The myth that breakfast is good to control body weight extends internationally, but there is no concrete evidence that either, or skipping the considered "most important meal of the day," led to an increase in body weight, according to a study published Wednesday in the journal British Medical Journal (BMJ).
A team from Monash University in Melbourne, Australia, analyzed the effect of a regular breakfast for weight change and daily energy intake, based on the results of 13 trials randomly controlled, carried out mainly in the United States and Britain in the past 28 years.
The participants were regular and unusual breakfast specialists with different weights, who were controlled in the range of 24 hours to 16 weeks.
The researchers found that total daily energy intake is greater for those who ate breakfast than those who skipped it, with an average of 260 calories more. In addition, those who did not decide to eat breakfast were on average almost half a kilo more weak of others.
On the other hand, the effect of breakfast did not differ between people of normal weight and those who were overweight.

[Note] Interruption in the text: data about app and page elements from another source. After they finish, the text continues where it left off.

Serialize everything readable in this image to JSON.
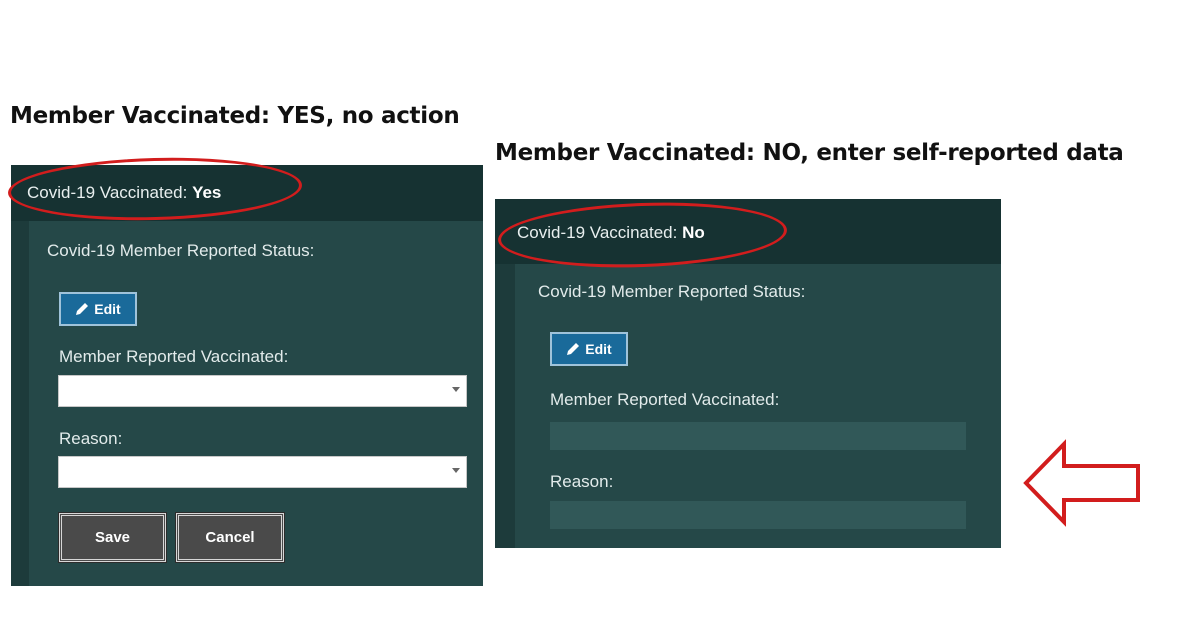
{
  "captions": {
    "left": "Member Vaccinated: YES, no action",
    "right": "Member Vaccinated: NO, enter self-reported data"
  },
  "left_panel": {
    "header_label": "Covid-19 Vaccinated: ",
    "header_value": "Yes",
    "status_title": "Covid-19 Member Reported Status:",
    "edit_label": "Edit",
    "vaccinated_label": "Member Reported Vaccinated:",
    "vaccinated_value": "",
    "reason_label": "Reason:",
    "reason_value": "",
    "save_label": "Save",
    "cancel_label": "Cancel"
  },
  "right_panel": {
    "header_label": "Covid-19 Vaccinated: ",
    "header_value": "No",
    "status_title": "Covid-19 Member Reported Status:",
    "edit_label": "Edit",
    "vaccinated_label": "Member Reported Vaccinated:",
    "reason_label": "Reason:"
  },
  "icons": {
    "edit": "pencil-icon",
    "pointer": "arrow-left-icon"
  },
  "colors": {
    "highlight": "#d21d1d",
    "panel": "#1d3b3b",
    "edit_button": "#1a6a9a"
  }
}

Because of the varying quality of the included studies, the findings of this research should be interpreted with caution, but their authors claim that currently available evidence does not support modifying diets in adults to include breakfast as a good weight loss strategy.
Although breakfast may regularly have other important benefits, care should be taken when it is recommended for adults as a weight loss method, as it may cause an opposite effect, according to this study.